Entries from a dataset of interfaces
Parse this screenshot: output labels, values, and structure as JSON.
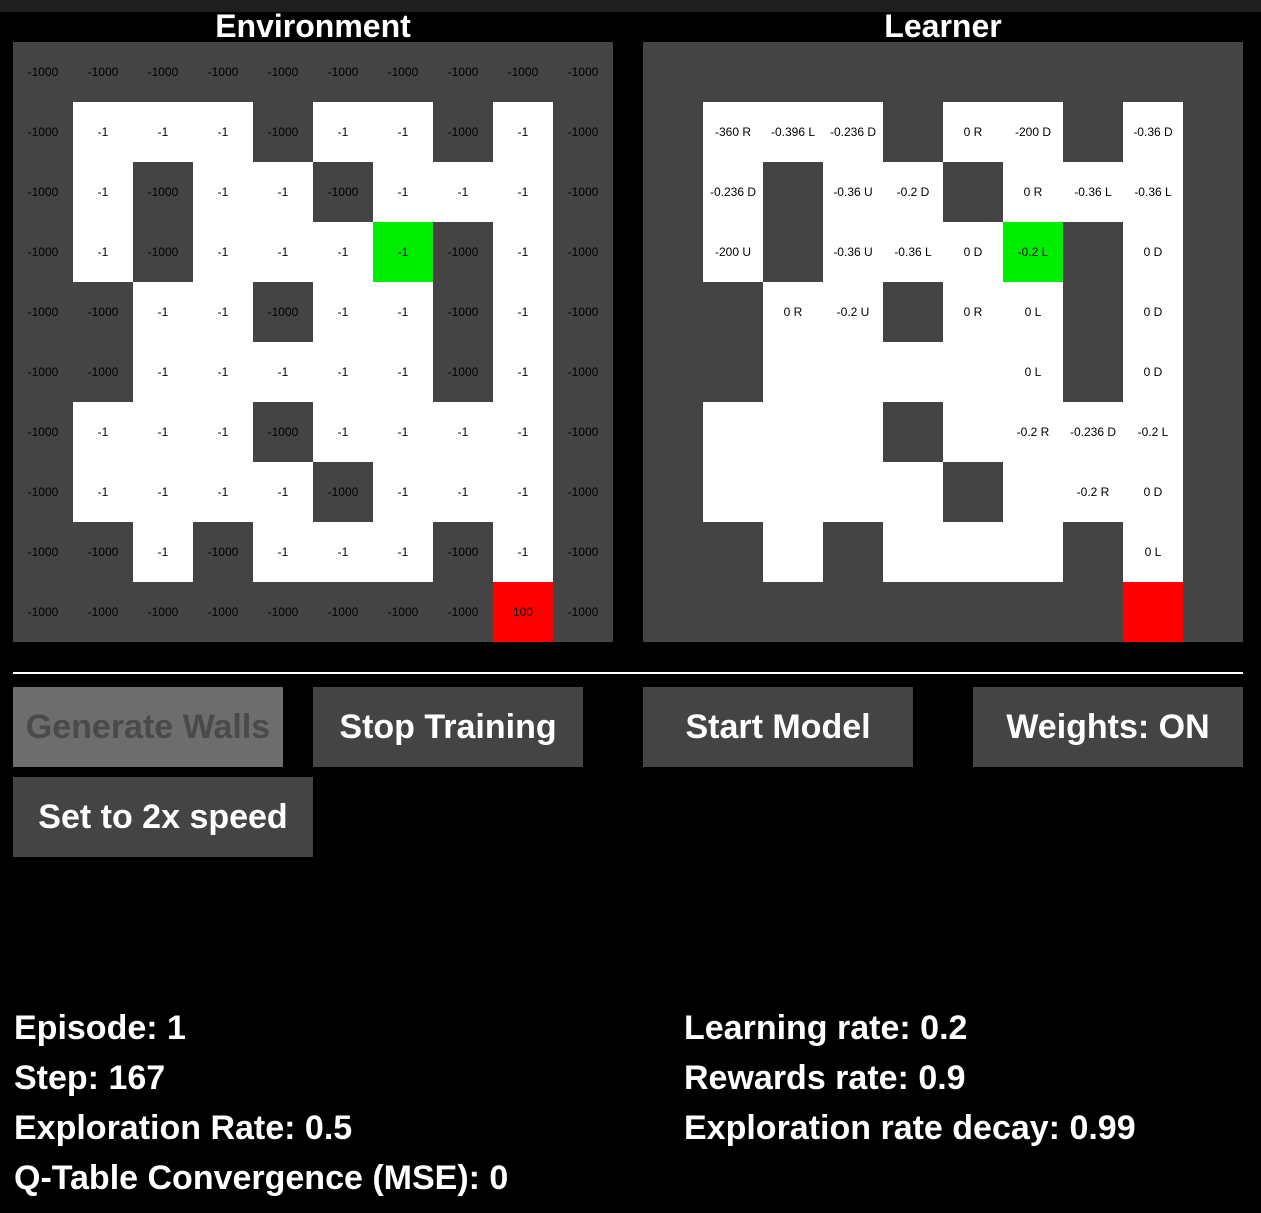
{
  "panels": {
    "environment_title": "Environment",
    "learner_title": "Learner"
  },
  "environment_grid": [
    [
      "-1000",
      "-1000",
      "-1000",
      "-1000",
      "-1000",
      "-1000",
      "-1000",
      "-1000",
      "-1000",
      "-1000"
    ],
    [
      "-1000",
      "-1",
      "-1",
      "-1",
      "-1000",
      "-1",
      "-1",
      "-1000",
      "-1",
      "-1000"
    ],
    [
      "-1000",
      "-1",
      "-1000",
      "-1",
      "-1",
      "-1000",
      "-1",
      "-1",
      "-1",
      "-1000"
    ],
    [
      "-1000",
      "-1",
      "-1000",
      "-1",
      "-1",
      "-1",
      "-1",
      "-1000",
      "-1",
      "-1000"
    ],
    [
      "-1000",
      "-1000",
      "-1",
      "-1",
      "-1000",
      "-1",
      "-1",
      "-1000",
      "-1",
      "-1000"
    ],
    [
      "-1000",
      "-1000",
      "-1",
      "-1",
      "-1",
      "-1",
      "-1",
      "-1000",
      "-1",
      "-1000"
    ],
    [
      "-1000",
      "-1",
      "-1",
      "-1",
      "-1000",
      "-1",
      "-1",
      "-1",
      "-1",
      "-1000"
    ],
    [
      "-1000",
      "-1",
      "-1",
      "-1",
      "-1",
      "-1000",
      "-1",
      "-1",
      "-1",
      "-1000"
    ],
    [
      "-1000",
      "-1000",
      "-1",
      "-1000",
      "-1",
      "-1",
      "-1",
      "-1000",
      "-1",
      "-1000"
    ],
    [
      "-1000",
      "-1000",
      "-1000",
      "-1000",
      "-1000",
      "-1000",
      "-1000",
      "-1000",
      "100",
      "-1000"
    ]
  ],
  "learner_grid": [
    [
      "",
      "",
      "",
      "",
      "",
      "",
      "",
      "",
      "",
      ""
    ],
    [
      "",
      "-360 R",
      "-0.396 L",
      "-0.236 D",
      "",
      "0 R",
      "-200 D",
      "",
      "-0.36 D",
      ""
    ],
    [
      "",
      "-0.236 D",
      "",
      "-0.36 U",
      "-0.2 D",
      "",
      "0 R",
      "-0.36 L",
      "-0.36 L",
      ""
    ],
    [
      "",
      "-200 U",
      "",
      "-0.36 U",
      "-0.36 L",
      "0 D",
      "-0.2 L",
      "",
      "0 D",
      ""
    ],
    [
      "",
      "",
      "0 R",
      "-0.2 U",
      "",
      "0 R",
      "0 L",
      "",
      "0 D",
      ""
    ],
    [
      "",
      "",
      "",
      "",
      "",
      "",
      "0 L",
      "",
      "0 D",
      ""
    ],
    [
      "",
      "",
      "",
      "",
      "",
      "",
      "-0.2 R",
      "-0.236 D",
      "-0.2 L",
      ""
    ],
    [
      "",
      "",
      "",
      "",
      "",
      "",
      "",
      "-0.2 R",
      "0 D",
      ""
    ],
    [
      "",
      "",
      "",
      "",
      "",
      "",
      "",
      "",
      "0 L",
      ""
    ],
    [
      "",
      "",
      "",
      "",
      "",
      "",
      "",
      "",
      "",
      ""
    ]
  ],
  "agent_position": {
    "row": 3,
    "col": 6
  },
  "goal_position": {
    "row": 9,
    "col": 8
  },
  "colors": {
    "wall": "#444444",
    "open": "#ffffff",
    "agent": "#00ee00",
    "goal": "#ff0000",
    "button": "#444444",
    "button_disabled": "#6d6d6d"
  },
  "buttons": {
    "generate_walls": "Generate Walls",
    "stop_training": "Stop Training",
    "start_model": "Start Model",
    "weights": "Weights: ON",
    "speed": "Set to 2x speed"
  },
  "stats": {
    "episode": "Episode: 1",
    "step": "Step: 167",
    "exploration_rate": "Exploration Rate: 0.5",
    "convergence": "Q-Table Convergence (MSE): 0",
    "learning_rate": "Learning rate: 0.2",
    "rewards_rate": "Rewards rate: 0.9",
    "exploration_decay": "Exploration rate decay: 0.99"
  }
}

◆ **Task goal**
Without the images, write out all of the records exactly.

◆ **Reply**
Parse this screenshot: output labels, values, and structure as JSON.
{
  "panels": {
    "environment_title": "Environment",
    "learner_title": "Learner"
  },
  "environment_grid": [
    [
      "-1000",
      "-1000",
      "-1000",
      "-1000",
      "-1000",
      "-1000",
      "-1000",
      "-1000",
      "-1000",
      "-1000"
    ],
    [
      "-1000",
      "-1",
      "-1",
      "-1",
      "-1000",
      "-1",
      "-1",
      "-1000",
      "-1",
      "-1000"
    ],
    [
      "-1000",
      "-1",
      "-1000",
      "-1",
      "-1",
      "-1000",
      "-1",
      "-1",
      "-1",
      "-1000"
    ],
    [
      "-1000",
      "-1",
      "-1000",
      "-1",
      "-1",
      "-1",
      "-1",
      "-1000",
      "-1",
      "-1000"
    ],
    [
      "-1000",
      "-1000",
      "-1",
      "-1",
      "-1000",
      "-1",
      "-1",
      "-1000",
      "-1",
      "-1000"
    ],
    [
      "-1000",
      "-1000",
      "-1",
      "-1",
      "-1",
      "-1",
      "-1",
      "-1000",
      "-1",
      "-1000"
    ],
    [
      "-1000",
      "-1",
      "-1",
      "-1",
      "-1000",
      "-1",
      "-1",
      "-1",
      "-1",
      "-1000"
    ],
    [
      "-1000",
      "-1",
      "-1",
      "-1",
      "-1",
      "-1000",
      "-1",
      "-1",
      "-1",
      "-1000"
    ],
    [
      "-1000",
      "-1000",
      "-1",
      "-1000",
      "-1",
      "-1",
      "-1",
      "-1000",
      "-1",
      "-1000"
    ],
    [
      "-1000",
      "-1000",
      "-1000",
      "-1000",
      "-1000",
      "-1000",
      "-1000",
      "-1000",
      "100",
      "-1000"
    ]
  ],
  "learner_grid": [
    [
      "",
      "",
      "",
      "",
      "",
      "",
      "",
      "",
      "",
      ""
    ],
    [
      "",
      "-360 R",
      "-0.396 L",
      "-0.236 D",
      "",
      "0 R",
      "-200 D",
      "",
      "-0.36 D",
      ""
    ],
    [
      "",
      "-0.236 D",
      "",
      "-0.36 U",
      "-0.2 D",
      "",
      "0 R",
      "-0.36 L",
      "-0.36 L",
      ""
    ],
    [
      "",
      "-200 U",
      "",
      "-0.36 U",
      "-0.36 L",
      "0 D",
      "-0.2 L",
      "",
      "0 D",
      ""
    ],
    [
      "",
      "",
      "0 R",
      "-0.2 U",
      "",
      "0 R",
      "0 L",
      "",
      "0 D",
      ""
    ],
    [
      "",
      "",
      "",
      "",
      "",
      "",
      "0 L",
      "",
      "0 D",
      ""
    ],
    [
      "",
      "",
      "",
      "",
      "",
      "",
      "-0.2 R",
      "-0.236 D",
      "-0.2 L",
      ""
    ],
    [
      "",
      "",
      "",
      "",
      "",
      "",
      "",
      "-0.2 R",
      "0 D",
      ""
    ],
    [
      "",
      "",
      "",
      "",
      "",
      "",
      "",
      "",
      "0 L",
      ""
    ],
    [
      "",
      "",
      "",
      "",
      "",
      "",
      "",
      "",
      "",
      ""
    ]
  ],
  "agent_position": {
    "row": 3,
    "col": 6
  },
  "goal_position": {
    "row": 9,
    "col": 8
  },
  "colors": {
    "wall": "#444444",
    "open": "#ffffff",
    "agent": "#00ee00",
    "goal": "#ff0000",
    "button": "#444444",
    "button_disabled": "#6d6d6d"
  },
  "buttons": {
    "generate_walls": "Generate Walls",
    "stop_training": "Stop Training",
    "start_model": "Start Model",
    "weights": "Weights: ON",
    "speed": "Set to 2x speed"
  },
  "stats": {
    "episode": "Episode: 1",
    "step": "Step: 167",
    "exploration_rate": "Exploration Rate: 0.5",
    "convergence": "Q-Table Convergence (MSE): 0",
    "learning_rate": "Learning rate: 0.2",
    "rewards_rate": "Rewards rate: 0.9",
    "exploration_decay": "Exploration rate decay: 0.99"
  }
}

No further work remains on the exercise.